Stored data
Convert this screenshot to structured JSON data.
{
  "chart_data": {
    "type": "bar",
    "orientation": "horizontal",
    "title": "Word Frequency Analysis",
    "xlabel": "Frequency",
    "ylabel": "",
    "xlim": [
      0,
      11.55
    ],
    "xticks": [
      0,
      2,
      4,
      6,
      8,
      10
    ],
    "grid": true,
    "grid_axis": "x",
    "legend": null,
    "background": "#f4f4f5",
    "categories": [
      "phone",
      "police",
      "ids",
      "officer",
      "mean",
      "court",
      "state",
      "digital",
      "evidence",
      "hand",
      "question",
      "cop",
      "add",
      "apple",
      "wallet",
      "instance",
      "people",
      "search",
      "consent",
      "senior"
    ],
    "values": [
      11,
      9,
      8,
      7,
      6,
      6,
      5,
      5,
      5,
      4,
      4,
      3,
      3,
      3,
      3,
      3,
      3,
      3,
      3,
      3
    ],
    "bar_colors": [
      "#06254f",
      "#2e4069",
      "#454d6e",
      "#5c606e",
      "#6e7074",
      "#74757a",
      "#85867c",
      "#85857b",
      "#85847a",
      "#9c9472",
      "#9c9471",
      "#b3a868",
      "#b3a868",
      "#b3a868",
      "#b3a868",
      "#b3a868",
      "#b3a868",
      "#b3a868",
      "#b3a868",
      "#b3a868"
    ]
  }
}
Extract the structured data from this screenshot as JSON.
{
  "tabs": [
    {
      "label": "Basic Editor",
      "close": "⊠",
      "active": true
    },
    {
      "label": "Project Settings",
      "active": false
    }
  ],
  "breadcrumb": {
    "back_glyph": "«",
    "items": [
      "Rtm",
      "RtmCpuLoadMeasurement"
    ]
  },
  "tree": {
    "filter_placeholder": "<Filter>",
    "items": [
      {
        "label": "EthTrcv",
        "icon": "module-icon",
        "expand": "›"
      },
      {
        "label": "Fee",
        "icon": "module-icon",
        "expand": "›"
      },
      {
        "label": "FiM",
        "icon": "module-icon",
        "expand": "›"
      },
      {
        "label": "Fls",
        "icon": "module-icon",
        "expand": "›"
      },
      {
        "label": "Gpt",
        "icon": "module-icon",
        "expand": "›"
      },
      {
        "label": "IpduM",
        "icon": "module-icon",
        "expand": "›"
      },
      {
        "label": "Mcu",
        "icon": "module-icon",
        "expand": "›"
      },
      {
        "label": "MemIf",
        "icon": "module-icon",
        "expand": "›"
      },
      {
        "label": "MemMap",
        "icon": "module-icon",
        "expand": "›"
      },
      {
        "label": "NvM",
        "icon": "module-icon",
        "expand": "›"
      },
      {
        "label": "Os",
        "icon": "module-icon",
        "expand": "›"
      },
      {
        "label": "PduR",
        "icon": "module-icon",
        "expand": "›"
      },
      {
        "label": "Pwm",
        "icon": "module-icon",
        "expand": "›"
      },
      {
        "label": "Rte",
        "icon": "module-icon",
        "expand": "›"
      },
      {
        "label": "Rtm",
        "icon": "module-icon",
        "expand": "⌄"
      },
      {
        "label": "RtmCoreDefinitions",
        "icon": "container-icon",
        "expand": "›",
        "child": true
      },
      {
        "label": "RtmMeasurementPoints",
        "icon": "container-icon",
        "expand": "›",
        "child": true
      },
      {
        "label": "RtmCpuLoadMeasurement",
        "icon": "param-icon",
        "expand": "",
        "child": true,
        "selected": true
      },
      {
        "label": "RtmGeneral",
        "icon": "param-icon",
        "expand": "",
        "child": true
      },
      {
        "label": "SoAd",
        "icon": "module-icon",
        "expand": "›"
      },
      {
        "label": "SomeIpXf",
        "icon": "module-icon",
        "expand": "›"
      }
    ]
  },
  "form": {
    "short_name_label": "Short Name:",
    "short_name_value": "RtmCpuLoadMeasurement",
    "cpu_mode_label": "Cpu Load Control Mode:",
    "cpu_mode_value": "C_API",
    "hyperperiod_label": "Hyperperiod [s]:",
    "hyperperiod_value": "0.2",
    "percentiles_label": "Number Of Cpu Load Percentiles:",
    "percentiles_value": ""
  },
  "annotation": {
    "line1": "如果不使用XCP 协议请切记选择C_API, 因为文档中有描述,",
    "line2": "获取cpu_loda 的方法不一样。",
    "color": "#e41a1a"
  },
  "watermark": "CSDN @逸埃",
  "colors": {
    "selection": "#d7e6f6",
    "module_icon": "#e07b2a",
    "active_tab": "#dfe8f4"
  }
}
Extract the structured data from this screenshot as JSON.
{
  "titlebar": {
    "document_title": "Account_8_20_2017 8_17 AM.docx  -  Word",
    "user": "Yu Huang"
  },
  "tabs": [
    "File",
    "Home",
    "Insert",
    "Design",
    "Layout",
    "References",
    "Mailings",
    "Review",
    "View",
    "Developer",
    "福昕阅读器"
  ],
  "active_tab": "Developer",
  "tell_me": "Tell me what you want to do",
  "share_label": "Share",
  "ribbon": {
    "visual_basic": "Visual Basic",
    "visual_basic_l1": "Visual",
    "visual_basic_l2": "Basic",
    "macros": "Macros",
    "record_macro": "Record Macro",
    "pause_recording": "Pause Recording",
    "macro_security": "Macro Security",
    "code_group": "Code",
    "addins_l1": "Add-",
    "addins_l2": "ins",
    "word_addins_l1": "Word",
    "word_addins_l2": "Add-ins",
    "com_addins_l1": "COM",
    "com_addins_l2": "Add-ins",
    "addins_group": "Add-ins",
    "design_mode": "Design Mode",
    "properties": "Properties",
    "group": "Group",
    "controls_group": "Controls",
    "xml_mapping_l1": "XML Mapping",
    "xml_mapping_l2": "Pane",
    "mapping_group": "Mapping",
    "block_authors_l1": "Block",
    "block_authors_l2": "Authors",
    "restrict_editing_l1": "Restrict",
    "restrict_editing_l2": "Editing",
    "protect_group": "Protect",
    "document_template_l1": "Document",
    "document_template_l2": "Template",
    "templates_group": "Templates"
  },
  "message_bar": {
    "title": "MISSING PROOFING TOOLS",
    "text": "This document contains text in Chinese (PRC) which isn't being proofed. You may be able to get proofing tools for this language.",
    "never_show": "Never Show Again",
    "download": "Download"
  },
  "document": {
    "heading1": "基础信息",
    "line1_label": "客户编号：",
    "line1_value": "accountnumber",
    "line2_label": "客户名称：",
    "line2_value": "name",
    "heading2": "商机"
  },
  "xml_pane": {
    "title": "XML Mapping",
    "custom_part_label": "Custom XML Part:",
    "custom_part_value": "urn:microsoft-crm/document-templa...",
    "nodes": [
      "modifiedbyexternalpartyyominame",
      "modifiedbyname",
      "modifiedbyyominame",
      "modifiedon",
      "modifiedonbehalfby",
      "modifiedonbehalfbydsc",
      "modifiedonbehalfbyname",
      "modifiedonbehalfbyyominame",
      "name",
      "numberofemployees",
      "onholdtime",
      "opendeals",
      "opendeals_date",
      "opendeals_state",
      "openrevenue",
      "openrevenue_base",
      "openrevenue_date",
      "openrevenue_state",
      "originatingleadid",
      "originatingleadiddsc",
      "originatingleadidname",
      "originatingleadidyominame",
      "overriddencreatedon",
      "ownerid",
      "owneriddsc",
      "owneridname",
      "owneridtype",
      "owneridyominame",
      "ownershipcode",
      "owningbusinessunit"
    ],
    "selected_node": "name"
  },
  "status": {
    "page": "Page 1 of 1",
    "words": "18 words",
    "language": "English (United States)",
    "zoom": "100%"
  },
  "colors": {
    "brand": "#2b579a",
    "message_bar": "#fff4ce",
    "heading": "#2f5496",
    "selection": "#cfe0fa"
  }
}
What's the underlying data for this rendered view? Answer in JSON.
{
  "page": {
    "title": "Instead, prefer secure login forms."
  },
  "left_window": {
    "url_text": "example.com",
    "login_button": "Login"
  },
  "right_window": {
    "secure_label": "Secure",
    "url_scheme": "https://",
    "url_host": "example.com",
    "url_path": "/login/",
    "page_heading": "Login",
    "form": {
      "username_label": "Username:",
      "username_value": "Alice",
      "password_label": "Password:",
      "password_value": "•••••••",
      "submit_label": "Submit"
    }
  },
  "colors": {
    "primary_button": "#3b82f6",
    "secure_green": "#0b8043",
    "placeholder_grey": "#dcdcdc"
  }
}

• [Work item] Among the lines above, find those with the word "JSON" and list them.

• [Output of the task]
Convert this screenshot to structured JSON data.
Extract the structured data from this screenshot as JSON.
Extract the structured data from this screenshot as JSON.
What's the underlying data for this rendered view? Answer in JSON.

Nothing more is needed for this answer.